Requirement
The finished copy must match the records exactly, except that it contains no pictures.

· · ·

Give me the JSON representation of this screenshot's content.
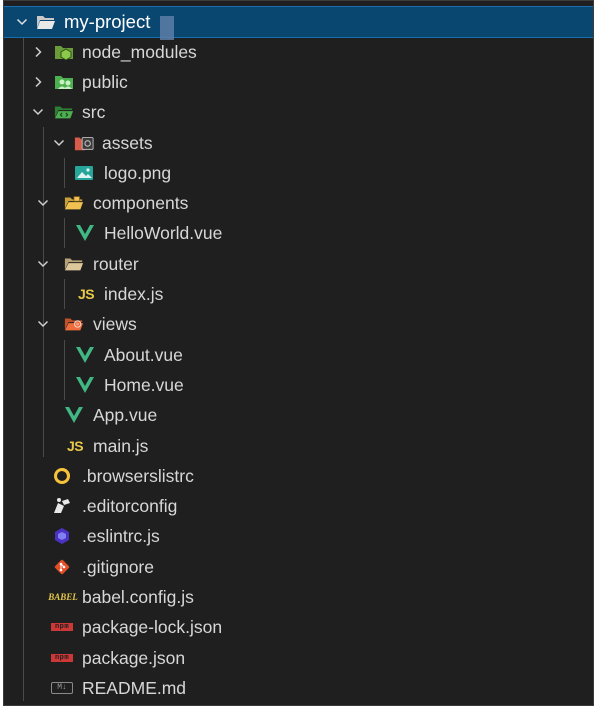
{
  "explorer": {
    "root": {
      "label": "my-project",
      "expanded": true
    },
    "items": [
      {
        "label": "node_modules",
        "icon": "node-folder-icon",
        "kind": "folder",
        "expanded": false
      },
      {
        "label": "public",
        "icon": "public-folder-icon",
        "kind": "folder",
        "expanded": false
      },
      {
        "label": "src",
        "icon": "src-folder-icon",
        "kind": "folder",
        "expanded": true
      },
      {
        "label": "assets",
        "icon": "assets-folder-icon",
        "kind": "folder",
        "expanded": true
      },
      {
        "label": "logo.png",
        "icon": "image-file-icon",
        "kind": "file"
      },
      {
        "label": "components",
        "icon": "components-folder-icon",
        "kind": "folder",
        "expanded": true
      },
      {
        "label": "HelloWorld.vue",
        "icon": "vue-file-icon",
        "kind": "file"
      },
      {
        "label": "router",
        "icon": "folder-icon",
        "kind": "folder",
        "expanded": true
      },
      {
        "label": "index.js",
        "icon": "js-file-icon",
        "kind": "file"
      },
      {
        "label": "views",
        "icon": "views-folder-icon",
        "kind": "folder",
        "expanded": true
      },
      {
        "label": "About.vue",
        "icon": "vue-file-icon",
        "kind": "file"
      },
      {
        "label": "Home.vue",
        "icon": "vue-file-icon",
        "kind": "file"
      },
      {
        "label": "App.vue",
        "icon": "vue-file-icon",
        "kind": "file"
      },
      {
        "label": "main.js",
        "icon": "js-file-icon",
        "kind": "file"
      },
      {
        "label": ".browserslistrc",
        "icon": "browserslist-icon",
        "kind": "file"
      },
      {
        "label": ".editorconfig",
        "icon": "editorconfig-icon",
        "kind": "file"
      },
      {
        "label": ".eslintrc.js",
        "icon": "eslint-icon",
        "kind": "file"
      },
      {
        "label": ".gitignore",
        "icon": "git-icon",
        "kind": "file"
      },
      {
        "label": "babel.config.js",
        "icon": "babel-icon",
        "kind": "file"
      },
      {
        "label": "package-lock.json",
        "icon": "npm-icon",
        "kind": "file"
      },
      {
        "label": "package.json",
        "icon": "npm-icon",
        "kind": "file"
      },
      {
        "label": "README.md",
        "icon": "markdown-icon",
        "kind": "file"
      }
    ],
    "icon_glyphs": {
      "js": "JS",
      "babel": "BABEL",
      "npm": "npm",
      "markdown": "M↓"
    },
    "colors": {
      "background": "#1f1f1f",
      "selected_row": "#094771",
      "text": "#d7d7d7",
      "vue_green": "#41b883",
      "js_yellow": "#e6c84a",
      "npm_red": "#cb3837",
      "git_orange": "#e44d26",
      "eslint_purple": "#4b32c3"
    }
  }
}
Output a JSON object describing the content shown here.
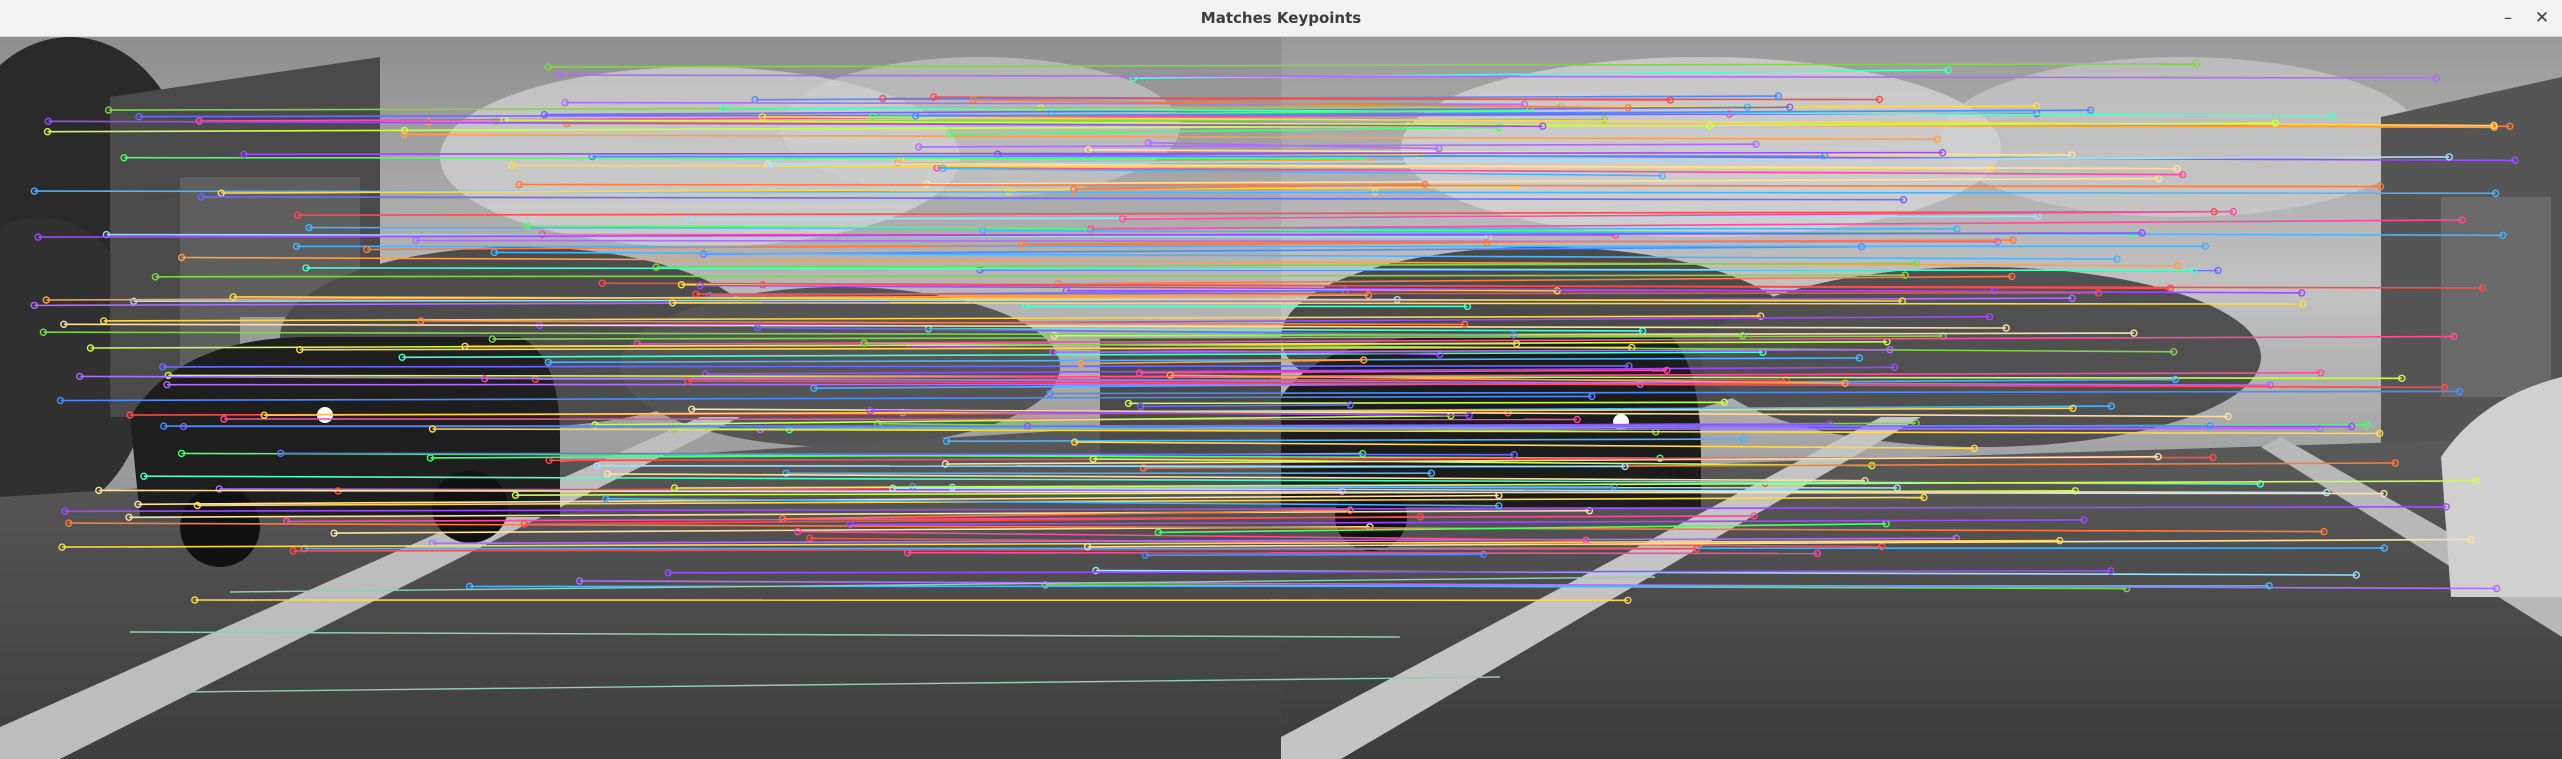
{
  "window": {
    "title": "Matches Keypoints",
    "controls": {
      "minimize": "–",
      "close": "✕"
    }
  },
  "content": {
    "kind": "feature-matching-visualization",
    "left_image": "grayscale street scene: parked dark car, houses, trees, road with white lane marking",
    "right_image": "grayscale street scene: same road, shifted view, car and house on right",
    "match_line_colors": [
      "#7fd64a",
      "#b06cff",
      "#ff7a3c",
      "#4ab3ff",
      "#ffd84a",
      "#ff4a9e",
      "#4affc8",
      "#c8ff4a",
      "#6a6aff",
      "#ff9f4a",
      "#a0e0ff",
      "#ffe0a0",
      "#9d4aff",
      "#4aff6a",
      "#ff4a4a",
      "#4a8cff"
    ]
  }
}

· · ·

Task result
Give me the JSON representation of this screenshot's content.
{
  "explorer": {
    "root": {
      "label": "my-project",
      "expanded": true
    },
    "items": [
      {
        "label": "node_modules",
        "icon": "node-folder-icon",
        "kind": "folder",
        "expanded": false
      },
      {
        "label": "public",
        "icon": "public-folder-icon",
        "kind": "folder",
        "expanded": false
      },
      {
        "label": "src",
        "icon": "src-folder-icon",
        "kind": "folder",
        "expanded": true
      },
      {
        "label": "assets",
        "icon": "assets-folder-icon",
        "kind": "folder",
        "expanded": true
      },
      {
        "label": "logo.png",
        "icon": "image-file-icon",
        "kind": "file"
      },
      {
        "label": "components",
        "icon": "components-folder-icon",
        "kind": "folder",
        "expanded": true
      },
      {
        "label": "HelloWorld.vue",
        "icon": "vue-file-icon",
        "kind": "file"
      },
      {
        "label": "router",
        "icon": "folder-icon",
        "kind": "folder",
        "expanded": true
      },
      {
        "label": "index.js",
        "icon": "js-file-icon",
        "kind": "file"
      },
      {
        "label": "views",
        "icon": "views-folder-icon",
        "kind": "folder",
        "expanded": true
      },
      {
        "label": "About.vue",
        "icon": "vue-file-icon",
        "kind": "file"
      },
      {
        "label": "Home.vue",
        "icon": "vue-file-icon",
        "kind": "file"
      },
      {
        "label": "App.vue",
        "icon": "vue-file-icon",
        "kind": "file"
      },
      {
        "label": "main.js",
        "icon": "js-file-icon",
        "kind": "file"
      },
      {
        "label": ".browserslistrc",
        "icon": "browserslist-icon",
        "kind": "file"
      },
      {
        "label": ".editorconfig",
        "icon": "editorconfig-icon",
        "kind": "file"
      },
      {
        "label": ".eslintrc.js",
        "icon": "eslint-icon",
        "kind": "file"
      },
      {
        "label": ".gitignore",
        "icon": "git-icon",
        "kind": "file"
      },
      {
        "label": "babel.config.js",
        "icon": "babel-icon",
        "kind": "file"
      },
      {
        "label": "package-lock.json",
        "icon": "npm-icon",
        "kind": "file"
      },
      {
        "label": "package.json",
        "icon": "npm-icon",
        "kind": "file"
      },
      {
        "label": "README.md",
        "icon": "markdown-icon",
        "kind": "file"
      }
    ],
    "icon_glyphs": {
      "js": "JS",
      "babel": "BABEL",
      "npm": "npm",
      "markdown": "M↓"
    },
    "colors": {
      "background": "#1f1f1f",
      "selected_row": "#094771",
      "text": "#d7d7d7",
      "vue_green": "#41b883",
      "js_yellow": "#e6c84a",
      "npm_red": "#cb3837",
      "git_orange": "#e44d26",
      "eslint_purple": "#4b32c3"
    }
  }
}
Output a JSON object describing the content shown here.
{
  "window": {
    "title": "Matches Keypoints",
    "controls": {
      "minimize": "–",
      "close": "✕"
    }
  },
  "content": {
    "kind": "feature-matching-visualization",
    "left_image": "grayscale street scene: parked dark car, houses, trees, road with white lane marking",
    "right_image": "grayscale street scene: same road, shifted view, car and house on right",
    "match_line_colors": [
      "#7fd64a",
      "#b06cff",
      "#ff7a3c",
      "#4ab3ff",
      "#ffd84a",
      "#ff4a9e",
      "#4affc8",
      "#c8ff4a",
      "#6a6aff",
      "#ff9f4a",
      "#a0e0ff",
      "#ffe0a0",
      "#9d4aff",
      "#4aff6a",
      "#ff4a4a",
      "#4a8cff"
    ]
  }
}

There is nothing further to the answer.